More bother for Boris as ethics advisor quits over 'odious' orders

  • Oops!
    Something went wrong.
    Please try again later.
·3-min read
More bother for Boris as ethics advisor quits over 'odious' orders
In this article:
  • Oops!
    Something went wrong.
    Please try again later.

The ethics advisor to Britain's scandal-hit Prime Minister Boris Johnson has quit and accused the Conservative government of planning to flout conduct rules, weeks after a separate investigation criticised the UK leader for overseeing a culture of government rule-breaking.

Christopher Geidt stepped down late on Wednesday with a terse statement saying “with regret, I feel that it is right that I am resigning from my post as Independent Adviser on Ministers’ Interests”. Johnson’s office said it was surprised by the decision.

In a resignation letter, which was published on Thursday by the government, Geidt said he was put in an “impossible and odious position” because the government asked him to advise on measures that would “risk a deliberate and purposeful breach of the Ministerial Code" that regulates government conduct.

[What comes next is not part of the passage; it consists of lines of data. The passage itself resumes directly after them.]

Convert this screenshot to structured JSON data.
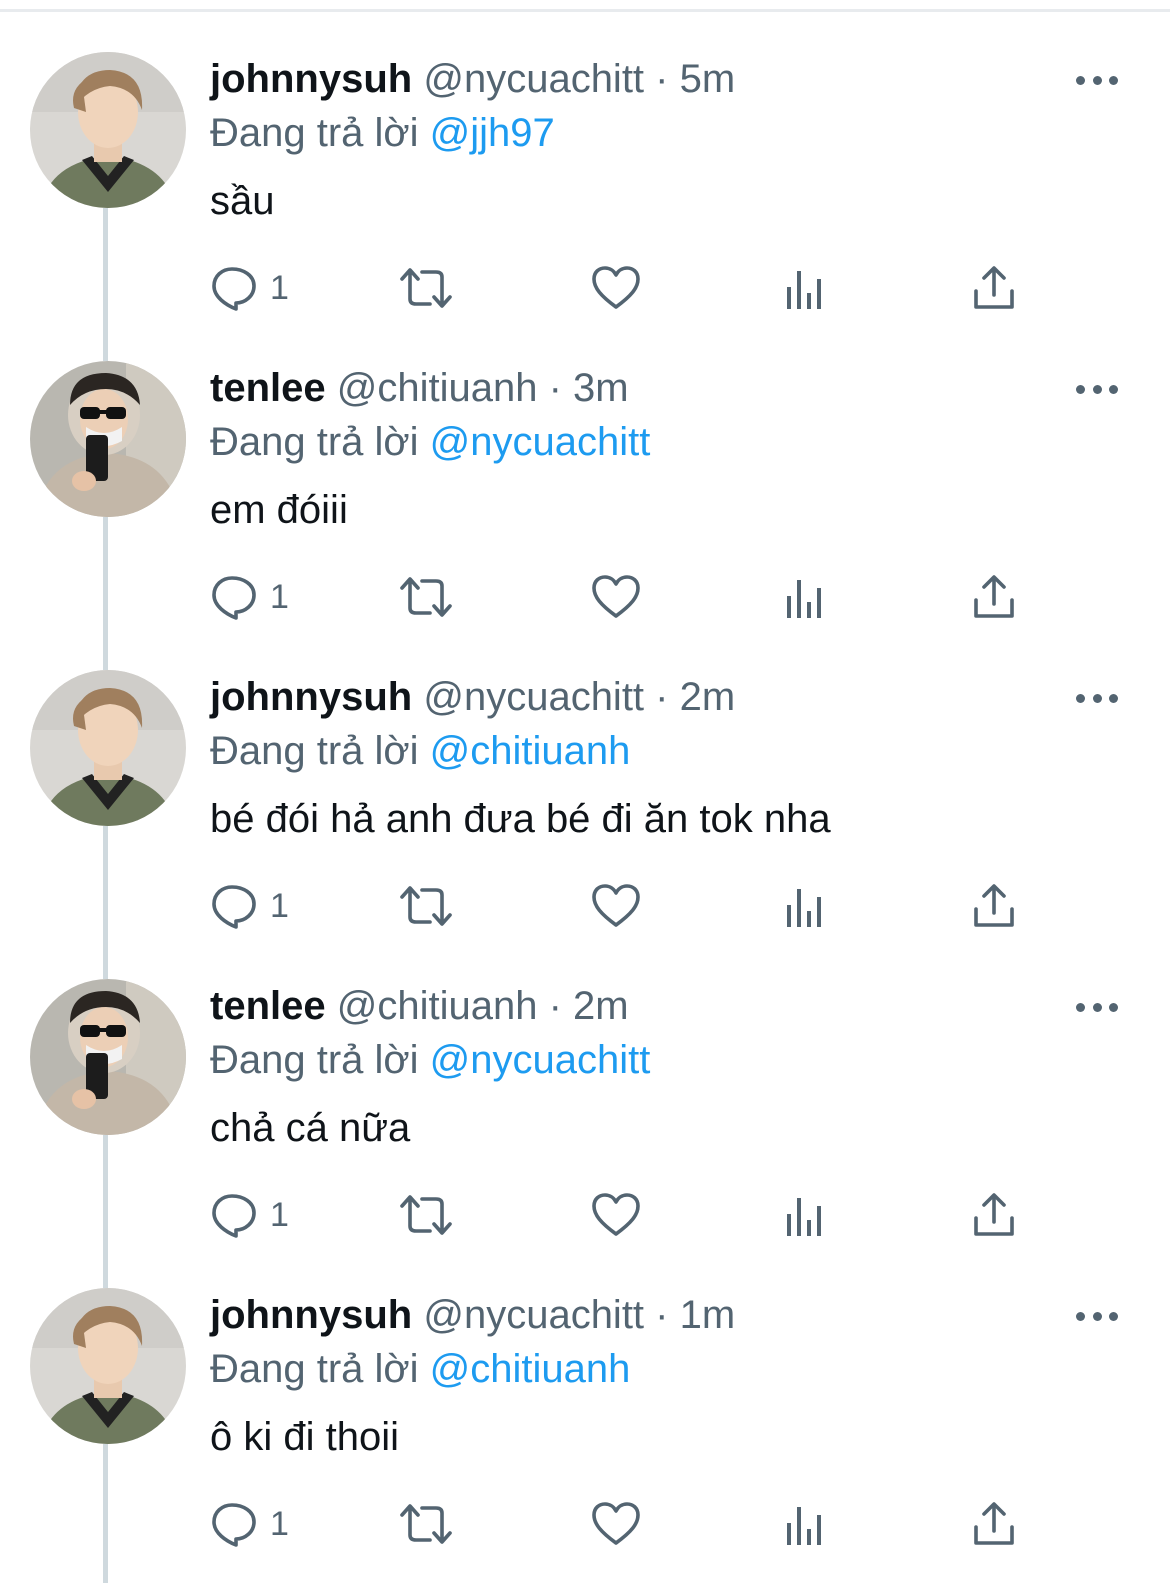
{
  "reply_prefix": "Đang trả lời",
  "tweets": [
    {
      "name": "johnnysuh",
      "handle": "@nycuachitt",
      "separator": "·",
      "time": "5m",
      "reply_to": "@jjh97",
      "text": "sầu",
      "reply_count": "1",
      "avatar": "johnny-avatar"
    },
    {
      "name": "tenlee",
      "handle": "@chitiuanh",
      "separator": "·",
      "time": "3m",
      "reply_to": "@nycuachitt",
      "text": "em đóiii",
      "reply_count": "1",
      "avatar": "ten-avatar"
    },
    {
      "name": "johnnysuh",
      "handle": "@nycuachitt",
      "separator": "·",
      "time": "2m",
      "reply_to": "@chitiuanh",
      "text": "bé đói hả anh đưa bé đi ăn tok nha",
      "reply_count": "1",
      "avatar": "johnny-avatar"
    },
    {
      "name": "tenlee",
      "handle": "@chitiuanh",
      "separator": "·",
      "time": "2m",
      "reply_to": "@nycuachitt",
      "text": "chả cá nữa",
      "reply_count": "1",
      "avatar": "ten-avatar"
    },
    {
      "name": "johnnysuh",
      "handle": "@nycuachitt",
      "separator": "·",
      "time": "1m",
      "reply_to": "@chitiuanh",
      "text": "ô ki đi thoii",
      "reply_count": "1",
      "avatar": "johnny-avatar"
    }
  ],
  "colors": {
    "accent": "#1d9bf0",
    "secondary_text": "#536471",
    "primary_text": "#0f1419",
    "thread_line": "#cfd9de"
  },
  "icons": {
    "reply": "reply-icon",
    "retweet": "retweet-icon",
    "like": "heart-icon",
    "views": "analytics-icon",
    "share": "share-icon",
    "more": "more-icon"
  }
}
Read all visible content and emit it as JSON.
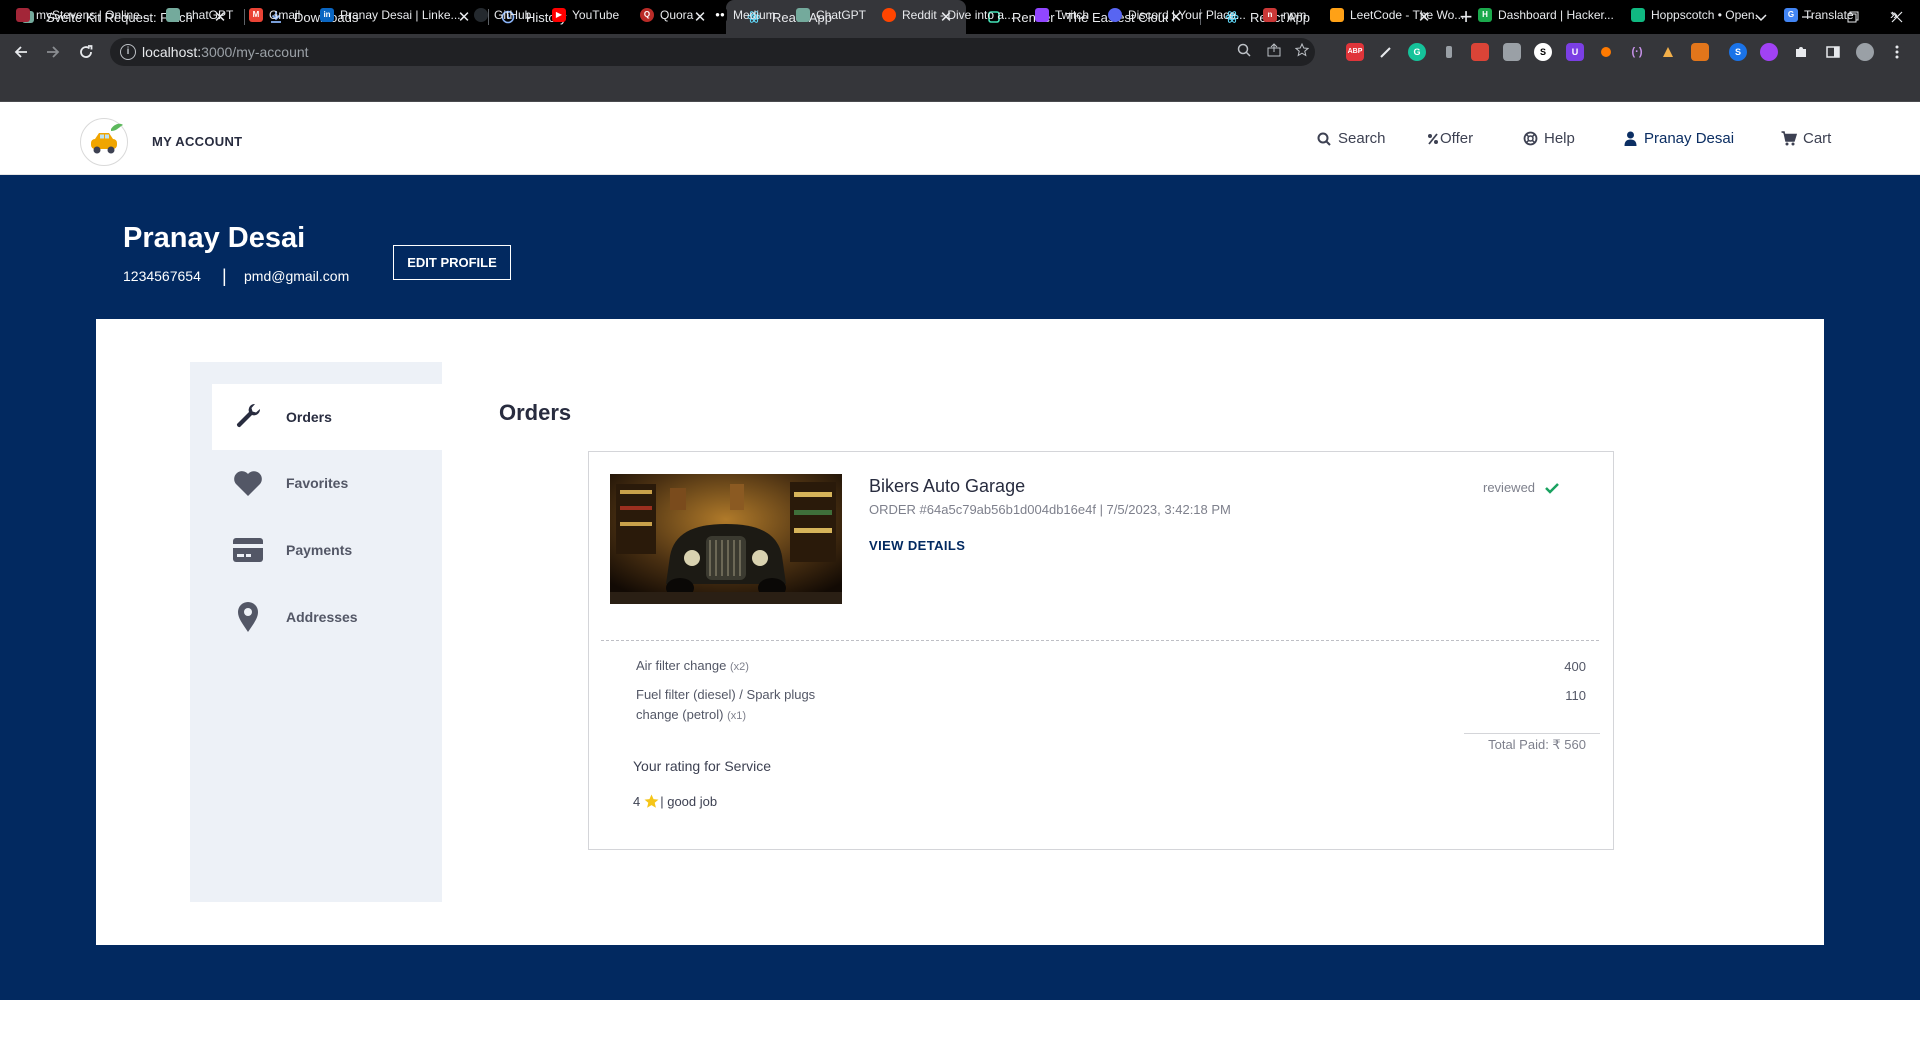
{
  "browser": {
    "tabs": [
      {
        "title": "Svelte Kit Request: Fetch",
        "icon": "chatgpt-icon",
        "active": false
      },
      {
        "title": "Downloads",
        "icon": "download-icon",
        "active": false
      },
      {
        "title": "History",
        "icon": "history-icon",
        "active": false
      },
      {
        "title": "React App",
        "icon": "react-icon",
        "active": true
      },
      {
        "title": "Render - The Easiest Cloud For Al",
        "icon": "render-icon",
        "active": false
      },
      {
        "title": "React App",
        "icon": "react-icon",
        "active": false
      }
    ],
    "close_glyph": "✕",
    "new_tab_glyph": "+",
    "url_host": "localhost:",
    "url_path": "3000/my-account",
    "bookmarks": [
      {
        "label": "myStevens | Online...",
        "color": "#a32638"
      },
      {
        "label": "chatGPT",
        "color": "#74aa9c"
      },
      {
        "label": "Gmail",
        "color": "#ea4335"
      },
      {
        "label": "Pranay Desai | Linke...",
        "color": "#0a66c2"
      },
      {
        "label": "GitHub",
        "color": "#24292e"
      },
      {
        "label": "YouTube",
        "color": "#ff0000"
      },
      {
        "label": "Quora",
        "color": "#b92b27"
      },
      {
        "label": "Medium",
        "color": "#000000"
      },
      {
        "label": "ChatGPT",
        "color": "#74aa9c"
      },
      {
        "label": "Reddit - Dive into a...",
        "color": "#ff4500"
      },
      {
        "label": "Twitch",
        "color": "#9146ff"
      },
      {
        "label": "Discord | Your Place...",
        "color": "#5865f2"
      },
      {
        "label": "npm",
        "color": "#cb3837"
      },
      {
        "label": "LeetCode - The Wo...",
        "color": "#ffa116"
      },
      {
        "label": "Dashboard | Hacker...",
        "color": "#1ba94c"
      },
      {
        "label": "Hoppscotch • Open...",
        "color": "#10b981"
      },
      {
        "label": "Translate",
        "color": "#4285f4"
      }
    ],
    "bookmarks_more": "»"
  },
  "header": {
    "brand": "MY ACCOUNT",
    "nav": {
      "search": "Search",
      "offer": "Offer",
      "help": "Help",
      "user": "Pranay Desai",
      "cart": "Cart"
    }
  },
  "profile": {
    "name": "Pranay Desai",
    "phone": "1234567654",
    "separator": "|",
    "email": "pmd@gmail.com",
    "edit_button": "EDIT PROFILE"
  },
  "sidebar": {
    "items": [
      {
        "label": "Orders",
        "icon": "wrench-icon",
        "active": true
      },
      {
        "label": "Favorites",
        "icon": "heart-icon",
        "active": false
      },
      {
        "label": "Payments",
        "icon": "credit-card-icon",
        "active": false
      },
      {
        "label": "Addresses",
        "icon": "map-pin-icon",
        "active": false
      }
    ]
  },
  "orders": {
    "title": "Orders",
    "order": {
      "shop": "Bikers Auto Garage",
      "meta": "ORDER #64a5c79ab56b1d004db16e4f | 7/5/2023, 3:42:18 PM",
      "view_details": "VIEW DETAILS",
      "status": "reviewed",
      "items": [
        {
          "name": "Air filter change",
          "qty": "(x2)",
          "price": "400"
        },
        {
          "name": "Fuel filter (diesel) / Spark plugs change (petrol)",
          "qty": "(x1)",
          "price": "110"
        }
      ],
      "total": "Total Paid: ₹ 560",
      "rating_label": "Your rating for Service",
      "rating_value": "4",
      "rating_comment": "| good job"
    }
  },
  "colors": {
    "band": "#022960",
    "accent": "#0b2e63",
    "check": "#1aa260"
  }
}
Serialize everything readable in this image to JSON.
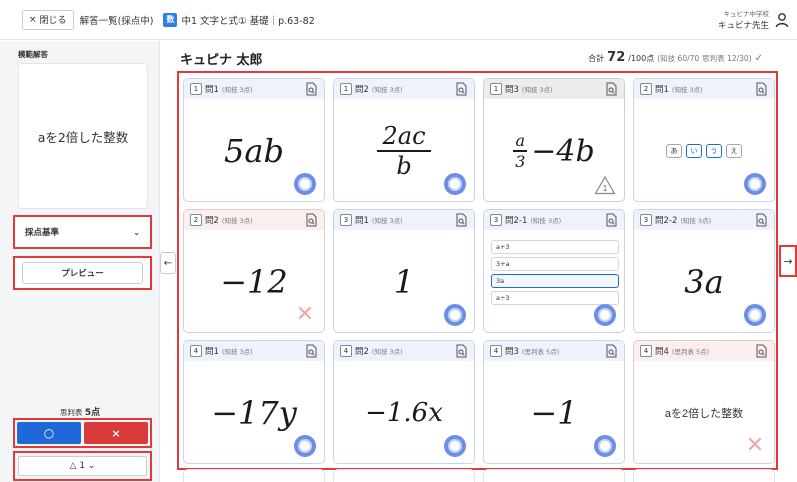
{
  "topbar": {
    "close_label": "閉じる",
    "close_x": "×",
    "list_label": "解答一覧(採点中)",
    "subject_badge": "数",
    "unit_title": "中1 文字と式① 基礎｜p.63-82",
    "school": "キュビナ中学校",
    "teacher": "キュビナ先生"
  },
  "left": {
    "model_label": "模範解答",
    "model_answer": "aを2倍した整数",
    "criteria_label": "採点基準",
    "criteria_chevron": "⌄",
    "preview_label": "プレビュー",
    "score_caption": "思判表",
    "score_value": "5点",
    "correct_label": "○",
    "wrong_label": "×",
    "partial_label": "△ 1 ⌄"
  },
  "main": {
    "student_name": "キュピナ 太郎",
    "total_label": "合計",
    "total_score": "72",
    "total_suffix": "/100点",
    "breakdown_1": "(知技 60/70",
    "breakdown_2": "思判表 12/30)",
    "check": "✓"
  },
  "cards": [
    {
      "num": "1",
      "title": "問1",
      "pts": "(知技 3点)",
      "type": "hand",
      "answer": "5ab",
      "mark": "circle",
      "head": "blue"
    },
    {
      "num": "1",
      "title": "問2",
      "pts": "(知技 3点)",
      "type": "fraction",
      "answer_num": "2ac",
      "answer_den": "b",
      "mark": "circle",
      "head": "blue"
    },
    {
      "num": "1",
      "title": "問3",
      "pts": "(知技 3点)",
      "type": "fraction_expr",
      "answer_num": "a",
      "answer_den": "3",
      "answer_rest": "−4b",
      "mark": "triangle",
      "head": "gray"
    },
    {
      "num": "2",
      "title": "問1",
      "pts": "(知技 3点)",
      "type": "choices",
      "choices": [
        "あ",
        "い",
        "う",
        "え"
      ],
      "selected": [
        1,
        2
      ],
      "mark": "circle",
      "head": "blue"
    },
    {
      "num": "2",
      "title": "問2",
      "pts": "(知技 3点)",
      "type": "hand",
      "answer": "−12",
      "mark": "cross",
      "head": "pink"
    },
    {
      "num": "3",
      "title": "問1",
      "pts": "(知技 3点)",
      "type": "hand",
      "answer": "1",
      "mark": "circle",
      "head": "blue"
    },
    {
      "num": "3",
      "title": "問2-1",
      "pts": "(知技 3点)",
      "type": "options",
      "options": [
        "a+3",
        "3+a",
        "3a",
        "a÷3"
      ],
      "selected": 2,
      "mark": "circle",
      "head": "blue"
    },
    {
      "num": "3",
      "title": "問2-2",
      "pts": "(知技 3点)",
      "type": "hand",
      "answer": "3a",
      "mark": "circle",
      "head": "blue"
    },
    {
      "num": "4",
      "title": "問1",
      "pts": "(知技 3点)",
      "type": "hand",
      "answer": "−17y",
      "mark": "circle",
      "head": "blue"
    },
    {
      "num": "4",
      "title": "問2",
      "pts": "(知技 3点)",
      "type": "hand",
      "answer": "−1.6x",
      "mark": "circle",
      "head": "blue"
    },
    {
      "num": "4",
      "title": "問3",
      "pts": "(思判表 5点)",
      "type": "hand",
      "answer": "−1",
      "mark": "circle",
      "head": "blue"
    },
    {
      "num": "4",
      "title": "問4",
      "pts": "(思判表 5点)",
      "type": "text",
      "answer": "aを2倍した整数",
      "mark": "cross",
      "head": "pink"
    }
  ],
  "nav": {
    "prev": "←",
    "next": "→"
  },
  "colors": {
    "accent_blue": "#1f68d8",
    "alert_red": "#e23a3a",
    "correct_blue": "#6c8ee6",
    "wrong_pink": "#f3a8a8"
  }
}
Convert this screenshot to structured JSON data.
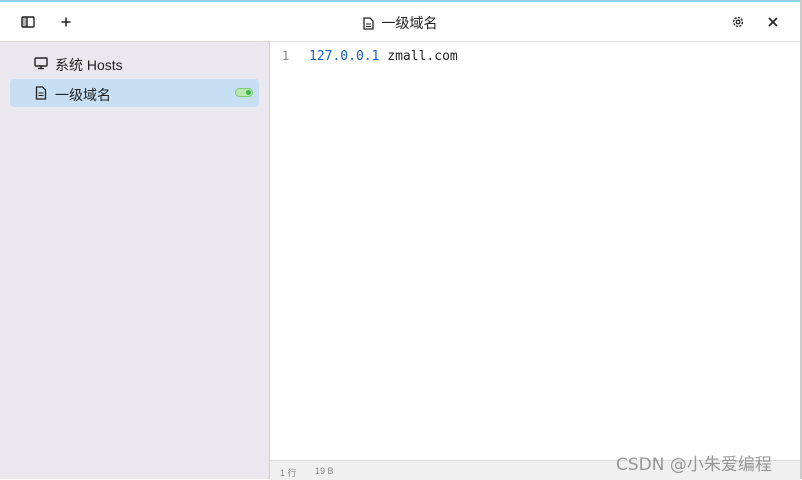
{
  "window": {
    "title": "一级域名"
  },
  "sidebar": {
    "items": [
      {
        "label": "系统 Hosts",
        "icon": "monitor-icon",
        "active": false
      },
      {
        "label": "一级域名",
        "icon": "document-icon",
        "active": true,
        "enabled": true
      }
    ]
  },
  "editor": {
    "line_number": "1",
    "ip": "127.0.0.1",
    "host": " zmall.com"
  },
  "status": {
    "lines": "1 行",
    "bytes": "19 B"
  },
  "watermark": "CSDN @小朱爱编程",
  "colors": {
    "active_item": "#c6dff3",
    "sidebar_bg": "#ebe7ee",
    "ip_text": "#1a5fc4"
  }
}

He did not elaborate but said: “I can have no part in this.”

In response, Johnson indicated the issue concerned tariffs imposed to protect a “crucial industry” which might “be seen to conflict with our obligations" under the World Trade Organization.

The government declined to confirm reports that the industry is steelmaking, citing “commercial sensitivity." Britain has imposed anti-dumping tariffs on Chinese steel to protect its domestic industry and has recently proposed extending them for five more years.

Johnson's spokesman said “no decisions have been taken" on what to do about the tariffs.

Geidt had stayed in his job as Johnson was buffeted by allegations about his judgment and ethics culminating in the “partygate” scandal over parties in government buildings during Britain’s coronavirus lockdowns. Johnson was one of 83 people fined by police, and a civil servant’s report said Johnson and senior officials must bear responsibility for “failures of leadership and judgment” that created a culture of rule-breaking in government.

When he was quizzed by lawmakers this week, Geidt acknowledged he had felt “frustration” in his job, noting that he was appointed by the prime minister and so was not “truly independent”.

The resignation of his hand-picked ethics advisor is the latest blow for Johnson, who survived a no-confidence vote by his own Conservative Party last week. He has been left a weakened leader after 41% of Conservative lawmakers voted to remove him.

Johnson still faces a parliamentary ethics probe that could conclude he deliberately misled parliament over “partygate” - traditionally a resigning offence

Geidt’s predecessor as ethics adviser, Alex Allan, also quit, stepping down in November 2020 after the prime minister ignored his finding that a Cabinet member had bullied her staff and broken the ministerial code of conduct - also usually a resigning offence.

“For the prime minister to lose one adviser on ministers’ interests may be regarded as a misfortune. To lose two looks like carelessness,” said Conservative lawmaker William Wragg, a critic of Johnson.

Geidt, a former private secretary to Queen Elizabeth II, had been accused of going easy on top officials in his investigations. Last year he cleared Johnson of breaking the ministerial code when the leader failed to disclose that a Conservative party donor had funded a pricey refurbishment of the prime minister’s official residence.

In April, he cleared Treasury chief Rishi Sunak of wrongdoing over his wife’s tax affairs and his possession of a US permanent resident’s card.

Our goal is to create a safe and engaging place for users to connect over interests and passions. In order to improve our community experience, we are temporarily suspending article commenting